The ones I respond most to are those that enable novel interactions, not just re-imagine existing interactions. For example, even though it may not be very “useful”, I enjoy video mirrors and mechanical pixels because you’re engaging in a new kind of experience. You have to explore the system a little to find the boundaries and parameters.
Contrast that with “Body/Hand-as-cursor” or “Touch Screens” which take a well known behavior and give the user a new vector through which to use it. These categories are usually conceptualized far before they’re actualized, so they tend not to feel very exciting when you use them in person.
I don’t know where “LED fetishism” falls along this spectrum, but it’s hilarious and true. That being said, “LED Throwies” was genius.
Here are a few other examples of common Physical Computing idioms that I’ve seen:
This generally takes the form of a screen mounted on a treadmill that displays a simulated running course. The course responds to the pace and difficulty level of the runner. Running on a simulated suburban sidewalk is now possible!
An oldie but a goodie, the virtual reality rig is a helmet with a screen on the inside of the visor that fills the user’s field of vision. The imagery displayed on the screen responds to the orientation of the user’s body, and creates the illusion of being in a virtual 3D environment.

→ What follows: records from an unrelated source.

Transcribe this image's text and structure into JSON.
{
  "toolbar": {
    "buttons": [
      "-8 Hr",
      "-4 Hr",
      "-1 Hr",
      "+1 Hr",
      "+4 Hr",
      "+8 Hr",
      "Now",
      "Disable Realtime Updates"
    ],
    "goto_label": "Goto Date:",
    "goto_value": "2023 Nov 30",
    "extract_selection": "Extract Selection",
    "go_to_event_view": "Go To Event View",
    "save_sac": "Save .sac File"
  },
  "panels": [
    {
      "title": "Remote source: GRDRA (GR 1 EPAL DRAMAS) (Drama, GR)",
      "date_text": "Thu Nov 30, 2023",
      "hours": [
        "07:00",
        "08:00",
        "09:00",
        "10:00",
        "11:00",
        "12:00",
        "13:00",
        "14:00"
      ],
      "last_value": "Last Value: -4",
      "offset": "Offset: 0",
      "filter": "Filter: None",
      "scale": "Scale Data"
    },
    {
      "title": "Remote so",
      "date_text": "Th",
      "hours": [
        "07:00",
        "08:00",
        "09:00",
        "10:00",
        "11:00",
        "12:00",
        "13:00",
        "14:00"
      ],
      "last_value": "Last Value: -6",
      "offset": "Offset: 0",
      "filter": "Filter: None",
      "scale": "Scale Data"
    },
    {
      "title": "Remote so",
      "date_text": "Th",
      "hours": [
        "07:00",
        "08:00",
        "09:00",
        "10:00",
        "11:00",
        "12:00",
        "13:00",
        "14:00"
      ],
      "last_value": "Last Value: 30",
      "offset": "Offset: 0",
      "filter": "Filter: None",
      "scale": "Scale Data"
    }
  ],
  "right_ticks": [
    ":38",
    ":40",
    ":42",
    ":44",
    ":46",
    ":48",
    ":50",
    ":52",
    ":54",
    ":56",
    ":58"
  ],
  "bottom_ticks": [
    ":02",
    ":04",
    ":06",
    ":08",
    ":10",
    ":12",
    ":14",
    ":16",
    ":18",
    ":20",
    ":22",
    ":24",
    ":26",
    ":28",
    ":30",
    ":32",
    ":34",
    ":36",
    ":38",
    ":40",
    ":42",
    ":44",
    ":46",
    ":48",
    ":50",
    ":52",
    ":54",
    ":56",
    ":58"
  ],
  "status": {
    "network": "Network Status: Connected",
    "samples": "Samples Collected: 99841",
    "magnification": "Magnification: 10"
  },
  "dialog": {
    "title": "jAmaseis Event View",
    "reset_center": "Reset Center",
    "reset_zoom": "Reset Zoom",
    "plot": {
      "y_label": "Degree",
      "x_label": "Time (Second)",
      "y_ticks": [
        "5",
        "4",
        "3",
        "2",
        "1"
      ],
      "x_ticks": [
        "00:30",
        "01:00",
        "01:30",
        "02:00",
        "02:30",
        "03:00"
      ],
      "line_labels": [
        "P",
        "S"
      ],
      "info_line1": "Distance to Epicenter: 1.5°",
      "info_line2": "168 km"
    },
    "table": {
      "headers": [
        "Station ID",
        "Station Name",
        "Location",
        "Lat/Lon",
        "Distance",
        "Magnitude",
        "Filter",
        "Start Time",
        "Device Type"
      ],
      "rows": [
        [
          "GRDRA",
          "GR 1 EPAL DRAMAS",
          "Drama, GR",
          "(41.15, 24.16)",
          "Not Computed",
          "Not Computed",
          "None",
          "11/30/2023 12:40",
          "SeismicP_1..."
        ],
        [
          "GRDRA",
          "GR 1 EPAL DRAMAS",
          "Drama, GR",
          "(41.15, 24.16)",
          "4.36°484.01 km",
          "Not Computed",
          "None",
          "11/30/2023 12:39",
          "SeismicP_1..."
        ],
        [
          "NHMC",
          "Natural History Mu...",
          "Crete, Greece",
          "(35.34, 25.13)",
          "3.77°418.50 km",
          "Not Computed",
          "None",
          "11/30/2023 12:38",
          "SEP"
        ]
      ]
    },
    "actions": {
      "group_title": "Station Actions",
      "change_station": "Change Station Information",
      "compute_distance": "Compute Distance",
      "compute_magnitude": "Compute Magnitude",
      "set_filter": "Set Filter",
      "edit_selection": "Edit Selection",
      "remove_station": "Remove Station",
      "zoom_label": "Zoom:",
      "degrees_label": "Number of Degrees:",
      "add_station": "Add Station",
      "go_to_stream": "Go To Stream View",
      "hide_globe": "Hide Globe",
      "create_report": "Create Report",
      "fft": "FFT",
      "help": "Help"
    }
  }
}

This approach augments the image of a user with computer graphics, or inserts them into a wholly artificial scene. It’s often proposed as a way to “try on” clothes in a shopping context to see how they would look without having to actually try them on. It’s becoming more feasible with robust body tracking hardware like the Kinect.